| DATA IN THIS EXERCISE |
■ ■ ■

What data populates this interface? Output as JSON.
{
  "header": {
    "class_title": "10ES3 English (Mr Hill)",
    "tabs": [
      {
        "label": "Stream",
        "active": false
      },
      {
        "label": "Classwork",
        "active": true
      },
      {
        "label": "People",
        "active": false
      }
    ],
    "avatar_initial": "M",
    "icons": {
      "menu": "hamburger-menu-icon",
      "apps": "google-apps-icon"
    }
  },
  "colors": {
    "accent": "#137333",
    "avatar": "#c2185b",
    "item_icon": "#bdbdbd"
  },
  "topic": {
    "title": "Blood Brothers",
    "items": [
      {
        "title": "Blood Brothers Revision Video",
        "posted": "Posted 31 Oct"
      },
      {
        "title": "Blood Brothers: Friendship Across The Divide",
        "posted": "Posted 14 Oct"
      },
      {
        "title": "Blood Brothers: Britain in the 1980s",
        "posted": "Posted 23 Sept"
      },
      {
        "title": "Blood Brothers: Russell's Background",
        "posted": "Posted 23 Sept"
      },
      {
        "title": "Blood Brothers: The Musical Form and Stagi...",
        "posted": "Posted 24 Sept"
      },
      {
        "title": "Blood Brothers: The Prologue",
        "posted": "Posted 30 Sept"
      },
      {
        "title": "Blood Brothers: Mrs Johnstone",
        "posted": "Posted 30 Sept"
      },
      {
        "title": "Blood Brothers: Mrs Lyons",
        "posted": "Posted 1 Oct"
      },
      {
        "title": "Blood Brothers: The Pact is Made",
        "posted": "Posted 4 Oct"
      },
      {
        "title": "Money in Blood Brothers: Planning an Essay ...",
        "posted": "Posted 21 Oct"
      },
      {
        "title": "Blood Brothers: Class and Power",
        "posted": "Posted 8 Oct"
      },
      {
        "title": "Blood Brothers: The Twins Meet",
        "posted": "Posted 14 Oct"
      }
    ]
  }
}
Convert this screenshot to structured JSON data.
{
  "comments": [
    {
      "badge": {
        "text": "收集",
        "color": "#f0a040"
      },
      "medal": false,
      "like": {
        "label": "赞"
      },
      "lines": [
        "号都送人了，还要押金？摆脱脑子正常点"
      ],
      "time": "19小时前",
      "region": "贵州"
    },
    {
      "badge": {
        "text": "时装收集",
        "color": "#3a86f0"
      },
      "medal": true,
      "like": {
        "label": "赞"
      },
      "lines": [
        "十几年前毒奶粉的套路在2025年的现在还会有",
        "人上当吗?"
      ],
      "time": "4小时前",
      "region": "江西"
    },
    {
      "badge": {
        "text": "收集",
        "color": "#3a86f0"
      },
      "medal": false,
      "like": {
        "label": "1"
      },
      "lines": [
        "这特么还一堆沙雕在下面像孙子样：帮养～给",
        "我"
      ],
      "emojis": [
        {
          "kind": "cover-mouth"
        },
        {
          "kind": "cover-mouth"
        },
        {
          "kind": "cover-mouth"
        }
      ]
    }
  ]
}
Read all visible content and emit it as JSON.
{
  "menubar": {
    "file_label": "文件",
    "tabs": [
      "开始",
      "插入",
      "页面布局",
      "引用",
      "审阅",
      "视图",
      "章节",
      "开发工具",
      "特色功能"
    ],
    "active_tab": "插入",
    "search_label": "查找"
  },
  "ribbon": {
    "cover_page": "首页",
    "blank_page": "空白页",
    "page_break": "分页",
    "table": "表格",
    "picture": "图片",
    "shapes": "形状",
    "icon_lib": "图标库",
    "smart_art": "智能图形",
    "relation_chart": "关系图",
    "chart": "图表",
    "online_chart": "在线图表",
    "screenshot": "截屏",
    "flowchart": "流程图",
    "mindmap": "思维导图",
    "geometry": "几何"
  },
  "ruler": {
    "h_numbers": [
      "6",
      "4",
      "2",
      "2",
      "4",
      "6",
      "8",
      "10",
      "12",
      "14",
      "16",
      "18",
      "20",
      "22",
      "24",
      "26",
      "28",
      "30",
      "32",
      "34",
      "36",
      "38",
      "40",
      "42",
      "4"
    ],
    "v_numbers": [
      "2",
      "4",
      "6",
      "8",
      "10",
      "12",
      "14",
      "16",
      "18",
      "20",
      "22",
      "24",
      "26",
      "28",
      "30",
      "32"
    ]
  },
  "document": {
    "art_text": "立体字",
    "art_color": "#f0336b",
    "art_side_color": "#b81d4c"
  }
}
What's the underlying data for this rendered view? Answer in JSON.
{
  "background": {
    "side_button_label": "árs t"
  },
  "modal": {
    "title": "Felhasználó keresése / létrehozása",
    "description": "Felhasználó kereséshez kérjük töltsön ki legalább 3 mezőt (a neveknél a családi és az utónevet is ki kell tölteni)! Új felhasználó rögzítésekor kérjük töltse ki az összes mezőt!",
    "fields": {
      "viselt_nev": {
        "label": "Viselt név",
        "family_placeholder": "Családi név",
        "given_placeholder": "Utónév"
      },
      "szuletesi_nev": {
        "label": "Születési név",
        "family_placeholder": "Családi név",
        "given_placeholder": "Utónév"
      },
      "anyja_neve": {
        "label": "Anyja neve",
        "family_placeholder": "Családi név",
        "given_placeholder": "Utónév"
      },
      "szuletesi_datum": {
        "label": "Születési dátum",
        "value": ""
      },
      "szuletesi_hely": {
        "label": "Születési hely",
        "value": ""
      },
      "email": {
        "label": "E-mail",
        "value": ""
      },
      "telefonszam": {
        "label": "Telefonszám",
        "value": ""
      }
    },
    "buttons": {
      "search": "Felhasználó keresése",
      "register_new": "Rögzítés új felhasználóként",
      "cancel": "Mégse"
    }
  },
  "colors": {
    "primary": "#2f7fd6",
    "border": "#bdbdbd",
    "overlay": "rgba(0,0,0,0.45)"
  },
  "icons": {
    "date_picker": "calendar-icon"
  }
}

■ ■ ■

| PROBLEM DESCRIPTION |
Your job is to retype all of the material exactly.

| RESULT FOR THIS EXERCISE |
What data populates this interface? Output as JSON.
{
  "header": {
    "class_title": "10ES3 English (Mr Hill)",
    "tabs": [
      {
        "label": "Stream",
        "active": false
      },
      {
        "label": "Classwork",
        "active": true
      },
      {
        "label": "People",
        "active": false
      }
    ],
    "avatar_initial": "M",
    "icons": {
      "menu": "hamburger-menu-icon",
      "apps": "google-apps-icon"
    }
  },
  "colors": {
    "accent": "#137333",
    "avatar": "#c2185b",
    "item_icon": "#bdbdbd"
  },
  "topic": {
    "title": "Blood Brothers",
    "items": [
      {
        "title": "Blood Brothers Revision Video",
        "posted": "Posted 31 Oct"
      },
      {
        "title": "Blood Brothers: Friendship Across The Divide",
        "posted": "Posted 14 Oct"
      },
      {
        "title": "Blood Brothers: Britain in the 1980s",
        "posted": "Posted 23 Sept"
      },
      {
        "title": "Blood Brothers: Russell's Background",
        "posted": "Posted 23 Sept"
      },
      {
        "title": "Blood Brothers: The Musical Form and Stagi...",
        "posted": "Posted 24 Sept"
      },
      {
        "title": "Blood Brothers: The Prologue",
        "posted": "Posted 30 Sept"
      },
      {
        "title": "Blood Brothers: Mrs Johnstone",
        "posted": "Posted 30 Sept"
      },
      {
        "title": "Blood Brothers: Mrs Lyons",
        "posted": "Posted 1 Oct"
      },
      {
        "title": "Blood Brothers: The Pact is Made",
        "posted": "Posted 4 Oct"
      },
      {
        "title": "Money in Blood Brothers: Planning an Essay ...",
        "posted": "Posted 21 Oct"
      },
      {
        "title": "Blood Brothers: Class and Power",
        "posted": "Posted 8 Oct"
      },
      {
        "title": "Blood Brothers: The Twins Meet",
        "posted": "Posted 14 Oct"
      }
    ]
  }
}
Convert this screenshot to structured JSON data.
{
  "comments": [
    {
      "badge": {
        "text": "收集",
        "color": "#f0a040"
      },
      "medal": false,
      "like": {
        "label": "赞"
      },
      "lines": [
        "号都送人了，还要押金？摆脱脑子正常点"
      ],
      "time": "19小时前",
      "region": "贵州"
    },
    {
      "badge": {
        "text": "时装收集",
        "color": "#3a86f0"
      },
      "medal": true,
      "like": {
        "label": "赞"
      },
      "lines": [
        "十几年前毒奶粉的套路在2025年的现在还会有",
        "人上当吗?"
      ],
      "time": "4小时前",
      "region": "江西"
    },
    {
      "badge": {
        "text": "收集",
        "color": "#3a86f0"
      },
      "medal": false,
      "like": {
        "label": "1"
      },
      "lines": [
        "这特么还一堆沙雕在下面像孙子样：帮养～给",
        "我"
      ],
      "emojis": [
        {
          "kind": "cover-mouth"
        },
        {
          "kind": "cover-mouth"
        },
        {
          "kind": "cover-mouth"
        }
      ]
    }
  ]
}
Read all visible content and emit it as JSON.
{
  "menubar": {
    "file_label": "文件",
    "tabs": [
      "开始",
      "插入",
      "页面布局",
      "引用",
      "审阅",
      "视图",
      "章节",
      "开发工具",
      "特色功能"
    ],
    "active_tab": "插入",
    "search_label": "查找"
  },
  "ribbon": {
    "cover_page": "首页",
    "blank_page": "空白页",
    "page_break": "分页",
    "table": "表格",
    "picture": "图片",
    "shapes": "形状",
    "icon_lib": "图标库",
    "smart_art": "智能图形",
    "relation_chart": "关系图",
    "chart": "图表",
    "online_chart": "在线图表",
    "screenshot": "截屏",
    "flowchart": "流程图",
    "mindmap": "思维导图",
    "geometry": "几何"
  },
  "ruler": {
    "h_numbers": [
      "6",
      "4",
      "2",
      "2",
      "4",
      "6",
      "8",
      "10",
      "12",
      "14",
      "16",
      "18",
      "20",
      "22",
      "24",
      "26",
      "28",
      "30",
      "32",
      "34",
      "36",
      "38",
      "40",
      "42",
      "4"
    ],
    "v_numbers": [
      "2",
      "4",
      "6",
      "8",
      "10",
      "12",
      "14",
      "16",
      "18",
      "20",
      "22",
      "24",
      "26",
      "28",
      "30",
      "32"
    ]
  },
  "document": {
    "art_text": "立体字",
    "art_color": "#f0336b",
    "art_side_color": "#b81d4c"
  }
}
What's the underlying data for this rendered view? Answer in JSON.
{
  "background": {
    "side_button_label": "árs t"
  },
  "modal": {
    "title": "Felhasználó keresése / létrehozása",
    "description": "Felhasználó kereséshez kérjük töltsön ki legalább 3 mezőt (a neveknél a családi és az utónevet is ki kell tölteni)! Új felhasználó rögzítésekor kérjük töltse ki az összes mezőt!",
    "fields": {
      "viselt_nev": {
        "label": "Viselt név",
        "family_placeholder": "Családi név",
        "given_placeholder": "Utónév"
      },
      "szuletesi_nev": {
        "label": "Születési név",
        "family_placeholder": "Családi név",
        "given_placeholder": "Utónév"
      },
      "anyja_neve": {
        "label": "Anyja neve",
        "family_placeholder": "Családi név",
        "given_placeholder": "Utónév"
      },
      "szuletesi_datum": {
        "label": "Születési dátum",
        "value": ""
      },
      "szuletesi_hely": {
        "label": "Születési hely",
        "value": ""
      },
      "email": {
        "label": "E-mail",
        "value": ""
      },
      "telefonszam": {
        "label": "Telefonszám",
        "value": ""
      }
    },
    "buttons": {
      "search": "Felhasználó keresése",
      "register_new": "Rögzítés új felhasználóként",
      "cancel": "Mégse"
    }
  },
  "colors": {
    "primary": "#2f7fd6",
    "border": "#bdbdbd",
    "overlay": "rgba(0,0,0,0.45)"
  },
  "icons": {
    "date_picker": "calendar-icon"
  }
}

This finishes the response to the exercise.